If this is true, then why do we as human beings and as leaders build huge brick walls around ourselves to prevent meaningful connections with others? This seems counter intuitive. However, in a recent conversation with my coach (vulnerability alert!!), we talked about my personal experiences that have led me to build my own brick walls. I am going to share one of these experiences with you because I believe that it is an experience that many of you can relate to. It is the immigrant experience.
When I was seven years old, my family immigrated from South African to Toronto. I had never really reflected on that experience much until I had this conversation with my coach. After talking about it, I realized that leaving my home, school, close family and friends for a new life in Canada was actually a very challenging experience for a little girl. This was the first experience in my memory where I realized that life can be difficult and challenging. I learned at seven years old that being far away from loved ones can be very painful. So, my first brick wall was cemented.

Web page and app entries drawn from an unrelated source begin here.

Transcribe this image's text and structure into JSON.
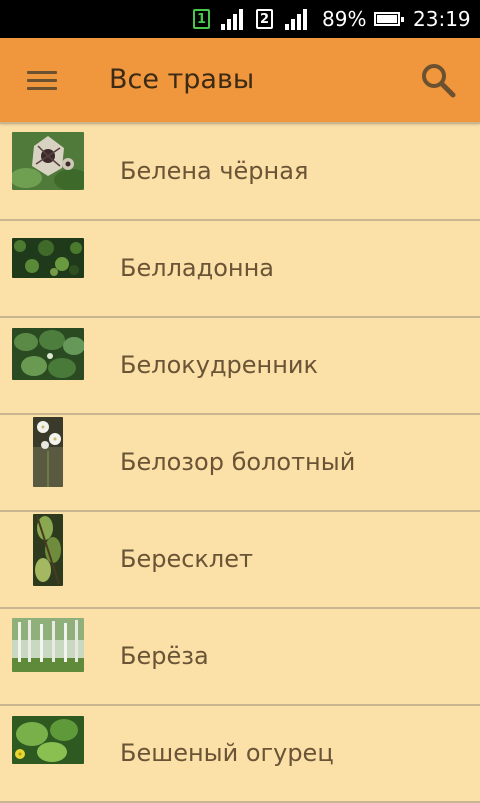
{
  "status_bar": {
    "sim1": "1",
    "sim2": "2",
    "battery_percent": "89%",
    "battery_level": 0.89,
    "time": "23:19",
    "sim1_color": "#47c84a"
  },
  "toolbar": {
    "title": "Все травы",
    "menu_icon": "hamburger-menu-icon",
    "search_icon": "search-icon",
    "background": "#f0963c"
  },
  "list": {
    "items": [
      {
        "label": "Белена чёрная",
        "thumb": "henbane-flower"
      },
      {
        "label": "Белладонна",
        "thumb": "belladonna-bush"
      },
      {
        "label": "Белокудренник",
        "thumb": "ballota-leaves"
      },
      {
        "label": "Белозор болотный",
        "thumb": "grass-of-parnassus"
      },
      {
        "label": "Бересклет",
        "thumb": "euonymus-branch"
      },
      {
        "label": "Берёза",
        "thumb": "birch-grove"
      },
      {
        "label": "Бешеный огурец",
        "thumb": "squirting-cucumber"
      }
    ],
    "background": "#fbe0a8",
    "divider_color": "#c9b590"
  }
}
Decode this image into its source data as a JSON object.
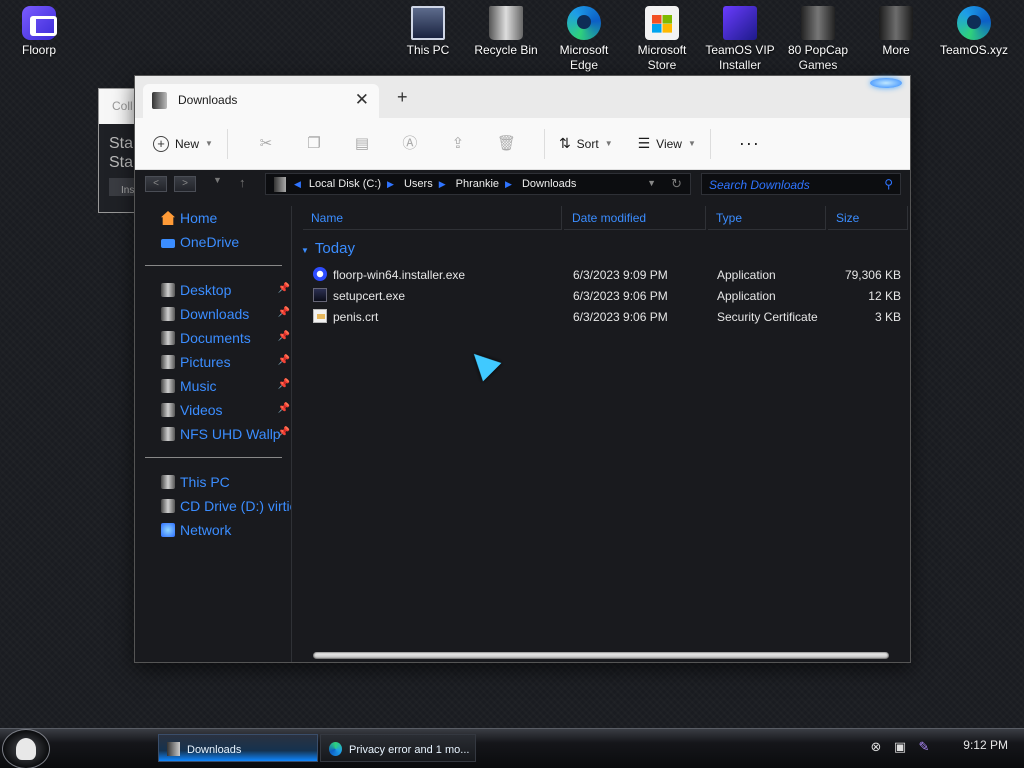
{
  "desktop": {
    "icons": [
      {
        "label": "Floorp",
        "icon": "floorp-icon"
      },
      {
        "label": "This PC",
        "icon": "this-pc-icon"
      },
      {
        "label": "Recycle Bin",
        "icon": "recycle-bin-icon"
      },
      {
        "label": "Microsoft Edge",
        "icon": "edge-icon"
      },
      {
        "label": "Microsoft Store",
        "icon": "store-icon"
      },
      {
        "label": "TeamOS VIP Installer",
        "icon": "teamos-icon"
      },
      {
        "label": "80 PopCap Games",
        "icon": "popcap-icon"
      },
      {
        "label": "More",
        "icon": "more-folder-icon"
      },
      {
        "label": "TeamOS.xyz",
        "icon": "edge-icon"
      }
    ]
  },
  "background_window": {
    "tab_label": "Coll",
    "body_line1": "Sta",
    "body_line2": "Sta",
    "button_label": "Ins"
  },
  "explorer": {
    "tab_title": "Downloads",
    "toolbar": {
      "new_label": "New",
      "sort_label": "Sort",
      "view_label": "View"
    },
    "address": {
      "crumbs": [
        "Local Disk (C:)",
        "Users",
        "Phrankie",
        "Downloads"
      ]
    },
    "search_placeholder": "Search Downloads",
    "sidebar": {
      "items": [
        {
          "label": "Home",
          "icon": "home-icon",
          "pinned": false
        },
        {
          "label": "OneDrive",
          "icon": "onedrive-icon",
          "pinned": false
        },
        {
          "label": "Desktop",
          "icon": "desktop-folder-icon",
          "pinned": true
        },
        {
          "label": "Downloads",
          "icon": "downloads-folder-icon",
          "pinned": true
        },
        {
          "label": "Documents",
          "icon": "documents-folder-icon",
          "pinned": true
        },
        {
          "label": "Pictures",
          "icon": "pictures-folder-icon",
          "pinned": true
        },
        {
          "label": "Music",
          "icon": "music-folder-icon",
          "pinned": true
        },
        {
          "label": "Videos",
          "icon": "videos-folder-icon",
          "pinned": true
        },
        {
          "label": "NFS UHD Wallp",
          "icon": "folder-icon",
          "pinned": true
        },
        {
          "label": "This PC",
          "icon": "this-pc-icon",
          "pinned": false
        },
        {
          "label": "CD Drive (D:) virtio-",
          "icon": "cd-drive-icon",
          "pinned": false
        },
        {
          "label": "Network",
          "icon": "network-icon",
          "pinned": false
        }
      ]
    },
    "columns": [
      "Name",
      "Date modified",
      "Type",
      "Size"
    ],
    "group_label": "Today",
    "files": [
      {
        "name": "floorp-win64.installer.exe",
        "date": "6/3/2023 9:09 PM",
        "type": "Application",
        "size": "79,306 KB",
        "icon": "floorp-installer-icon"
      },
      {
        "name": "setupcert.exe",
        "date": "6/3/2023 9:06 PM",
        "type": "Application",
        "size": "12 KB",
        "icon": "setup-exe-icon"
      },
      {
        "name": "penis.crt",
        "date": "6/3/2023 9:06 PM",
        "type": "Security Certificate",
        "size": "3 KB",
        "icon": "certificate-icon"
      }
    ]
  },
  "taskbar": {
    "buttons": [
      {
        "label": "Downloads",
        "active": true
      },
      {
        "label": "Privacy error and 1 mo...",
        "active": false
      }
    ],
    "clock": "9:12 PM"
  },
  "colors": {
    "accent": "#3b8dff",
    "window_bg": "#191a1e",
    "toolbar_bg": "#f9f9f9",
    "taskbar_active": "#0f87ff"
  }
}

What does this story have to do with leadership?
Well, human connection is critically important for leaders. A leader can have authority but not develop “followership” because they are unable to build high-trust relationships with their team. Yes, we all need personal boundaries at work but do you put up too many walls for fear of appearing overly vulnerable? What might this look like at work?
Here are a few examples:
- I avoid giving feedback for fear of hurting someone’s feelings
- I don’t own up to a mistake for fear of appearing imperfect
- I worry for weeks about a comment that I made for fear of sounding stupid or saying something inappropriate
I’ve got news for you! People want feedback from their leaders, so let down your guard and give it!
People respect leaders who take ownership over their mistakes and fix them.
People are not thinking about you or your comments, actions and behaviours. They are likely too stuck in their own worlds, worrying about their own issues.
When I say “put down your walls and be more vulnerable”, I do not mean that you need to share your deepest, darkest secrets with your team. Quite the contraire. Keep some personal boundaries. However, it is important to take down the right walls. For example, make the time to share a story with your team that reflects on a failure and what you learned from the situation. Or pluck up the courage to give some constructive feedback and do not worry about being liked so much. Focus more on being respected and helping your team to grow and develop.
Being vulnerable means that you need to take down one or two bricks in your “security wall”. This means that you are choosing to be vulnerable at work in the right way. It’s about showing your humanity. Doing this will help you to connect with others and develop the “followership” that every leader needs to get great results.